Friday, January 16, 2004

Fiscal Conservatives Demand Service

The other day, I was going on about the fiscal conservatives, libertarians, and moderate Republicans who were not being politically served by their elected representatives. Well, I wasn't kidding.
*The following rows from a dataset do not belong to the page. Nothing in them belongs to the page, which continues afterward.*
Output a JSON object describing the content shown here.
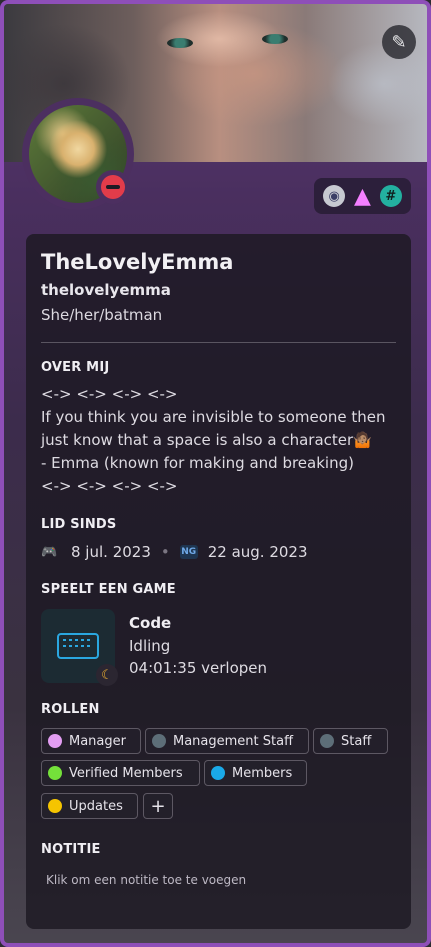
{
  "profile": {
    "display_name": "TheLovelyEmma",
    "username": "thelovelyemma",
    "pronouns": "She/her/batman",
    "status": "do-not-disturb",
    "edit_icon": "pencil-icon"
  },
  "badges": [
    {
      "name": "nitro-badge-icon"
    },
    {
      "name": "hypesquad-badge-icon"
    },
    {
      "name": "hash-badge-icon"
    }
  ],
  "about": {
    "title": "OVER MIJ",
    "lines": [
      "<-> <-> <-> <->",
      "If you think you are invisible to someone then",
      "just know that a space is also a character🤷🏽",
      "- Emma (known for making and breaking)",
      "<-> <-> <-> <->"
    ]
  },
  "member_since": {
    "title": "LID SINDS",
    "discord_date": "8 jul. 2023",
    "server_date": "22 aug. 2023",
    "server_icon_text": "NG"
  },
  "game": {
    "title": "SPEELT EEN GAME",
    "name": "Code",
    "state": "Idling",
    "elapsed": "04:01:35 verlopen"
  },
  "roles": {
    "title": "ROLLEN",
    "items": [
      {
        "label": "Manager",
        "color": "#e39df2"
      },
      {
        "label": "Management Staff",
        "color": "#5d6e78"
      },
      {
        "label": "Staff",
        "color": "#5d6e78"
      },
      {
        "label": "Verified Members",
        "color": "#74e03a"
      },
      {
        "label": "Members",
        "color": "#1aa9e8"
      },
      {
        "label": "Updates",
        "color": "#f5c400"
      }
    ],
    "add_label": "+"
  },
  "note": {
    "title": "NOTITIE",
    "placeholder": "Klik om een notitie toe te voegen"
  }
}
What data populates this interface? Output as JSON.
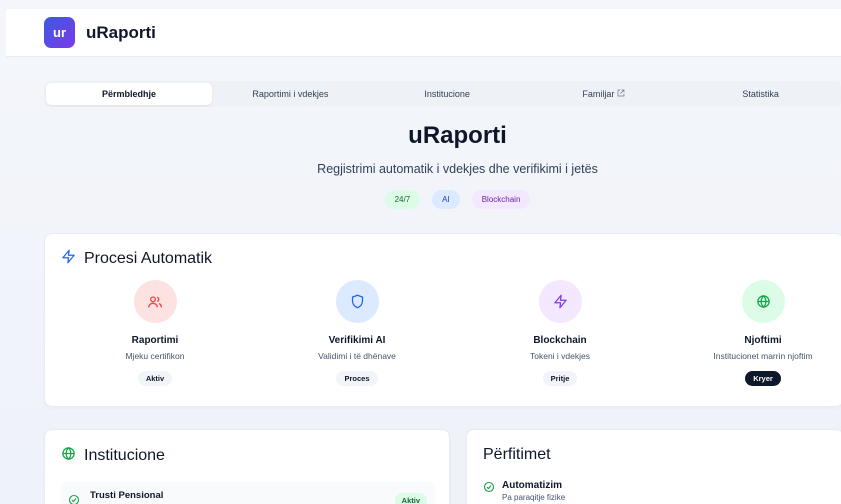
{
  "header": {
    "logo_text": "ur",
    "brand": "uRaporti"
  },
  "tabs": [
    {
      "label": "Përmbledhje",
      "active": true
    },
    {
      "label": "Raportimi i vdekjes"
    },
    {
      "label": "Institucione"
    },
    {
      "label": "Familjar",
      "external_icon": "external-link-icon"
    },
    {
      "label": "Statistika"
    }
  ],
  "hero": {
    "title": "uRaporti",
    "subtitle": "Regjistrimi automatik i vdekjes dhe verifikimi i jetës",
    "badges": [
      "24/7",
      "AI",
      "Blockchain"
    ]
  },
  "process": {
    "title": "Procesi Automatik",
    "icon": "lightning-icon",
    "steps": [
      {
        "name": "Raportimi",
        "desc": "Mjeku certifikon",
        "status": "Aktiv",
        "icon": "users-icon",
        "color": "#ef4444"
      },
      {
        "name": "Verifikimi AI",
        "desc": "Validimi i të dhënave",
        "status": "Proces",
        "icon": "shield-icon",
        "color": "#2563eb"
      },
      {
        "name": "Blockchain",
        "desc": "Tokeni i vdekjes",
        "status": "Pritje",
        "icon": "lightning-icon",
        "color": "#7c3aed"
      },
      {
        "name": "Njoftimi",
        "desc": "Institucionet marrin njoftim",
        "status": "Kryer",
        "icon": "globe-icon",
        "color": "#16a34a"
      }
    ]
  },
  "institutions": {
    "title": "Institucione",
    "icon": "globe-icon",
    "items": [
      {
        "name": "Trusti Pensional",
        "status": "Aktiv"
      }
    ]
  },
  "benefits": {
    "title": "Përfitimet",
    "items": [
      {
        "name": "Automatizim",
        "desc": "Pa paraqitje fizike"
      }
    ]
  },
  "colors": {
    "accent": "#2563eb",
    "success": "#16a34a",
    "brand_gradient_start": "#3b5bdb",
    "brand_gradient_end": "#7c3aed"
  }
}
Six conservatives groups have just broke ranks with Congress and The White House.
National leaders of six conservative organizations yesterday broke with the Republican majorities in the House and Senate, accusing them of spending like "drunken sailors," and had some strong words for President Bush as well.

"The Republican Congress is spending at twice the rate as under Bill Clinton, and President Bush has yet to issue a single veto," Paul M. Weyrich, national chairman of Coalitions for America, said at a news briefing with the other five leaders. "I complained about profligate spending during the Clinton years but never thought I'd have to do so with a Republican in the White House and Republicans controlling the Congress."

Warning of adverse consequences in the November elections, the leaders said the Senate must reject the latest House-passed omnibus spending bill or Mr. Bush should veto the measure.


The Heritage Foundation has projected that passage of the bill would "mark the third consecutive year of massive discretionary spending growth" following increases of 13 percent and 12 percent in the previous two years.

"Congress' continued fiscal irresponsibility is clearly exhibited in the thousands of pork projects contained in the bill," the Heritage report noted.

There you have it - the fiscal conservatives standing up for themselves and demanding to be served.

We also have some fitful stirrings frpm social conservatives, who I didn't even include the other day in my analysis (and, overall, I'd say they're being served well), in regards to immigration reforms, and Cheney is trying to do damage control on that as we speak (as rumours that fundraising will be affected are rampant, and Cheney seeks to spin the immigration reforms as necessary for national security).

As for moderate and young Republicans, not to mention libertarians, I don't see any overt public displays of rebellion, just explicit displays at the ballot box, or reduced turnout.